Records from a dataset

Segment Open

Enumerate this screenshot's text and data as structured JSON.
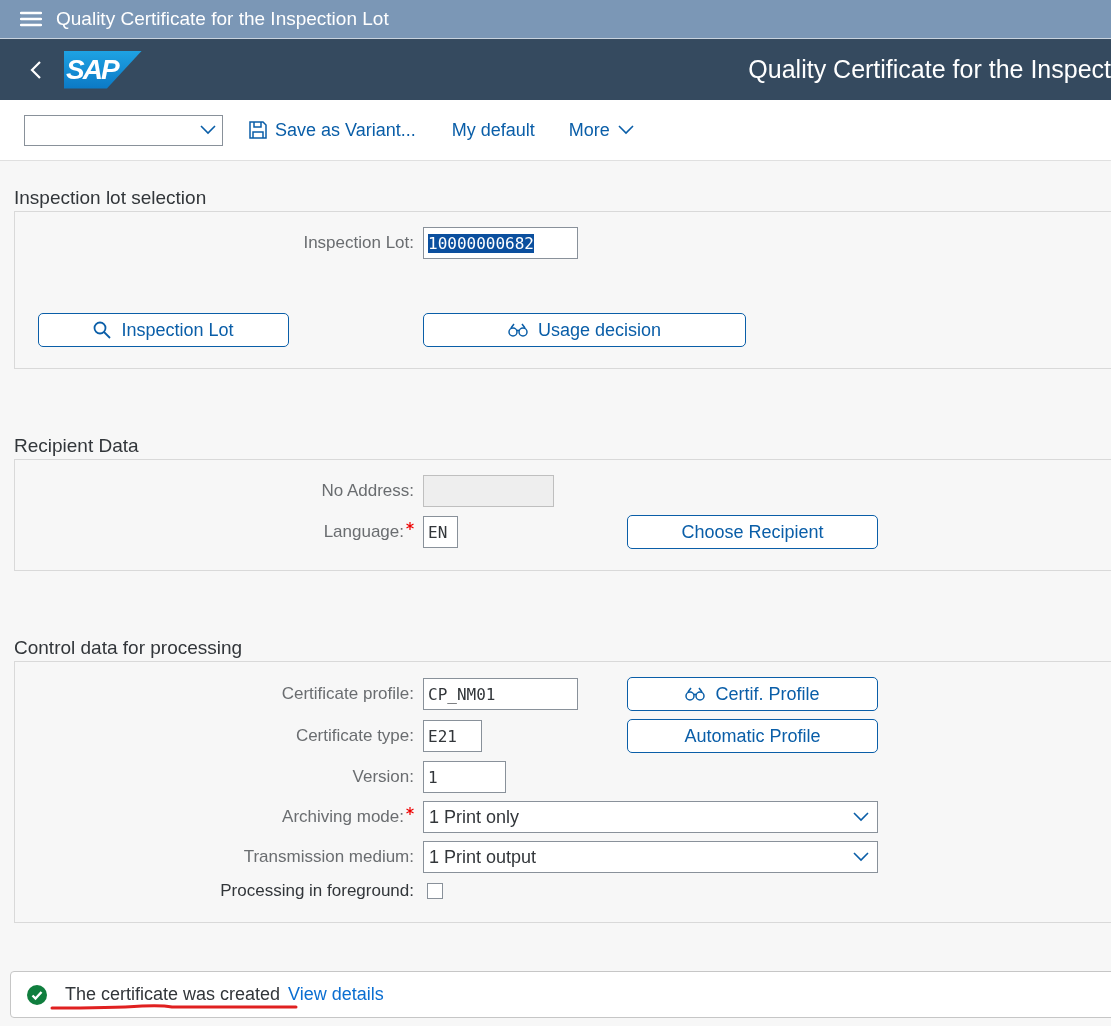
{
  "shell": {
    "title": "Quality Certificate for the Inspection Lot"
  },
  "header": {
    "logo": "SAP",
    "title": "Quality Certificate for the Inspect"
  },
  "toolbar": {
    "items": [
      {
        "kind": "save",
        "label": "Save as Variant..."
      },
      {
        "kind": "plain",
        "label": "My default"
      },
      {
        "kind": "menu",
        "label": "More"
      }
    ]
  },
  "sections": [
    {
      "title": "Inspection lot selection",
      "rows": [
        {
          "kind": "field",
          "label": "Inspection Lot:",
          "value": "10000000682",
          "highlighted": true,
          "required": false,
          "disabled": false
        },
        {
          "kind": "buttons",
          "buttons": [
            {
              "label": "Inspection Lot"
            },
            {
              "label": "Usage decision"
            }
          ]
        }
      ]
    },
    {
      "title": "Recipient Data",
      "rows": [
        {
          "kind": "field",
          "label": "No Address:",
          "required": false,
          "disabled": true
        },
        {
          "kind": "field",
          "label": "Language:",
          "value": "EN",
          "highlighted": false,
          "required": true,
          "disabled": false,
          "button": {
            "label": "Choose Recipient"
          }
        }
      ]
    },
    {
      "title": "Control data for processing",
      "rows": [
        {
          "kind": "field",
          "label": "Certificate profile:",
          "value": "CP_NM01",
          "highlighted": false,
          "required": false,
          "disabled": false,
          "button": {
            "label": "Certif. Profile"
          }
        },
        {
          "kind": "field",
          "label": "Certificate type:",
          "value": "E21",
          "highlighted": false,
          "required": false,
          "disabled": false,
          "button": {
            "label": "Automatic Profile"
          }
        },
        {
          "kind": "field",
          "label": "Version:",
          "value": "1",
          "highlighted": false,
          "required": false,
          "disabled": false
        },
        {
          "kind": "dropdown",
          "label": "Archiving mode:",
          "value": "1 Print only",
          "required": true
        },
        {
          "kind": "dropdown",
          "label": "Transmission medium:",
          "value": "1 Print output",
          "required": false
        },
        {
          "kind": "checkbox",
          "label": "Processing in foreground:",
          "checked": false
        }
      ]
    }
  ],
  "message": {
    "text": "The certificate was created",
    "link": "View details",
    "underlined": true
  }
}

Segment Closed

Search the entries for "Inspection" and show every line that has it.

Final answer:
    "title": "Quality Certificate for the Inspection Lot"
      "title": "Inspection lot selection",
          "label": "Inspection Lot:",
              "label": "Inspection Lot"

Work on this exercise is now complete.